U.S. suffers from highest mortality rate to birth mothers in developed world
Last week, the House passed a bipartisan bill aimed at reversing the maternal mortality crisis in the U.S. Supporters say the bill represents Congress’ strongest action against the issue.
The bill from Reps. Jaime Herrera Beutler (R-WA) and Diana DeGette (D-CO) would support state-level efforts to track and investigate pregnancy-related deaths, and then look for ways to prevent future deaths from occurring.
The U.S. has the highest rate of maternal mortality among developed countries, at a rate of 26.4 deaths per 100,000 births. The Centers for Disease Control and Prevention estimates that 60 percent of maternal deaths are preventable.
The bill allows the Department of Health and Human Services to award grants to states to establish Maternal Mortality Review Committees that review every pregnancy-related or pregnancy-associated death.
Herrera Beutler and DeGette, in a joint statement, called the bill’s House passage the “strongest step Congress has taken to date” to reverse the maternal mortality crisis.
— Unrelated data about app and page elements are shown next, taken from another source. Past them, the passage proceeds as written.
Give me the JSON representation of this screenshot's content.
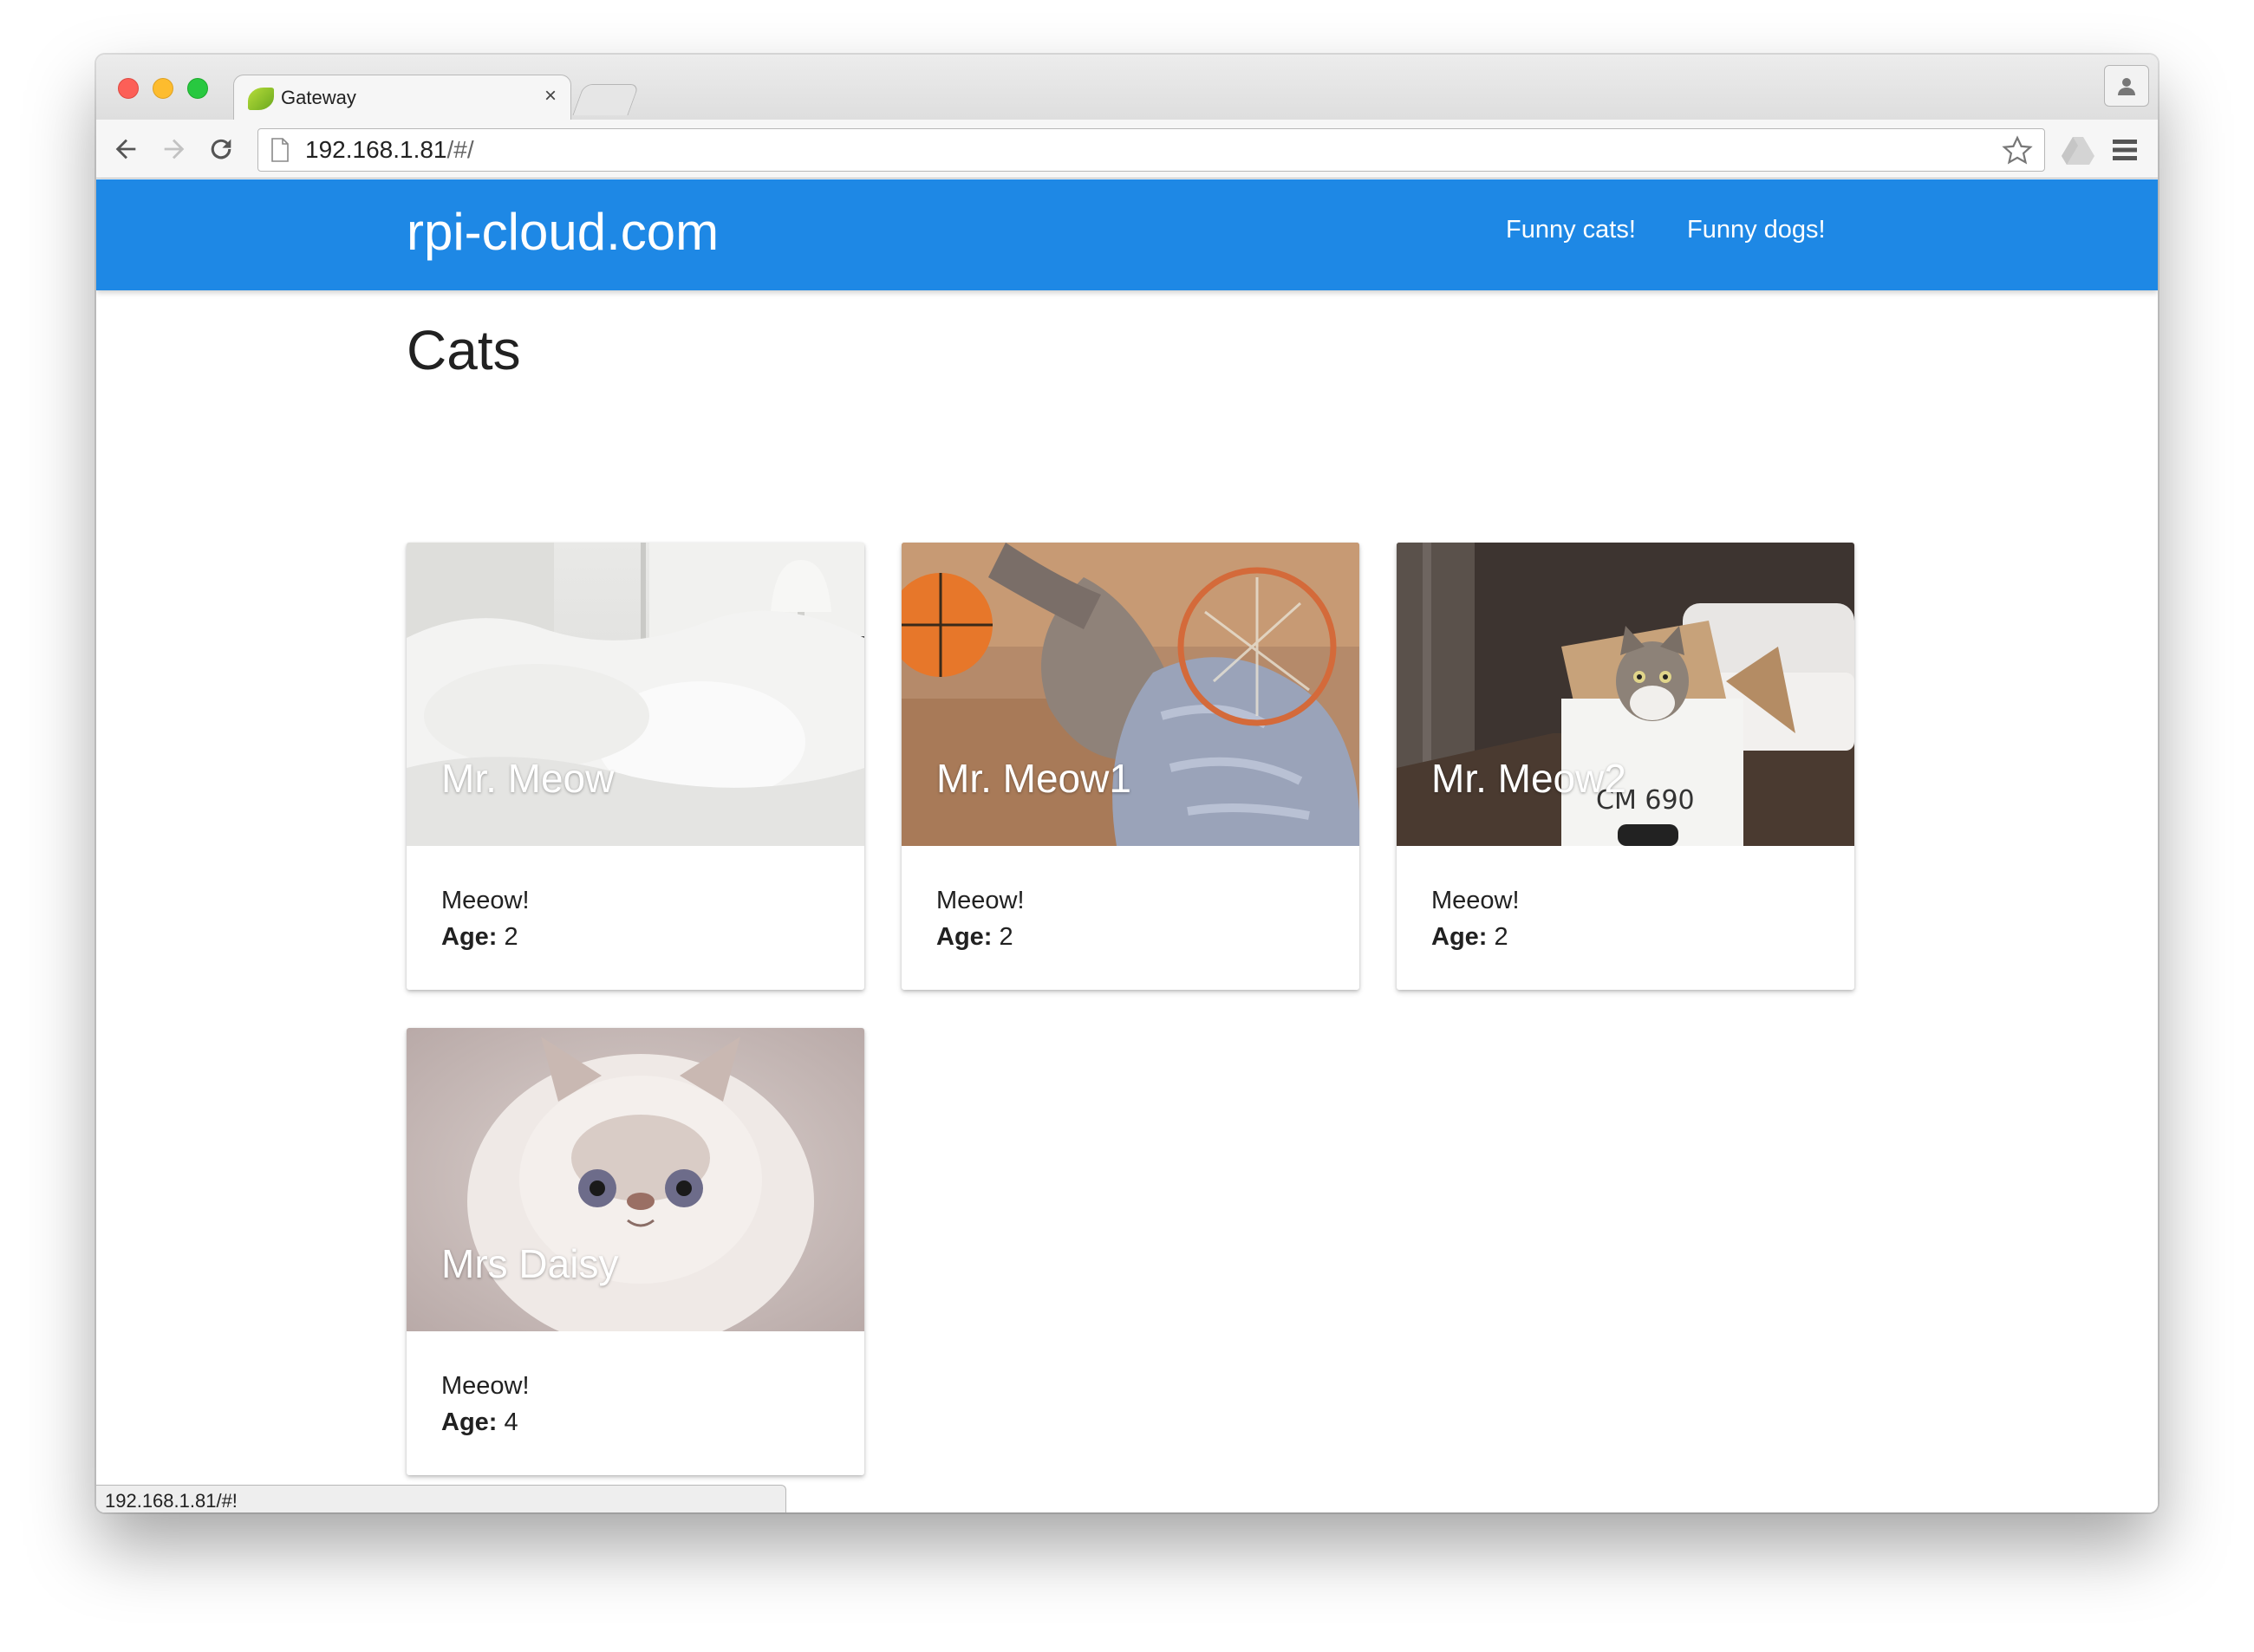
{
  "browser": {
    "tab_title": "Gateway",
    "tab_close": "×",
    "url_host": "192.168.1.81",
    "url_path": "/#/",
    "status_url": "192.168.1.81/#!"
  },
  "site": {
    "brand": "rpi-cloud.com",
    "nav": [
      {
        "label": "Funny cats!"
      },
      {
        "label": "Funny dogs!"
      }
    ],
    "accent_color": "#1e88e5"
  },
  "page": {
    "title": "Cats",
    "cards": [
      {
        "name": "Mr. Meow",
        "description": "Meeow!",
        "age_label": "Age:",
        "age": "2"
      },
      {
        "name": "Mr. Meow1",
        "description": "Meeow!",
        "age_label": "Age:",
        "age": "2"
      },
      {
        "name": "Mr. Meow2",
        "description": "Meeow!",
        "age_label": "Age:",
        "age": "2",
        "box_text": "CM 690"
      },
      {
        "name": "Mrs Daisy",
        "description": "Meeow!",
        "age_label": "Age:",
        "age": "4"
      }
    ]
  }
}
“By providing states with resources to investigate every maternal death, we can begin to tackle this troubling trend and take appropriate steps to prevent such tragedies in the future,” they said. “We must improve our understanding of why mothers are dying in pregnancy, during childbirth and postpartum so we can then unleash every possible resource to protect women in this critical season of life.”
It’s not clear when, or if, the Senate will vote on its companion bill, authored by outgoing Sen. Heidi Heitkamp (D-ND) and Sen. Shelley Moore Capito (R-WV), though it passed out of committee earlier this year.
SOURCE: The Hill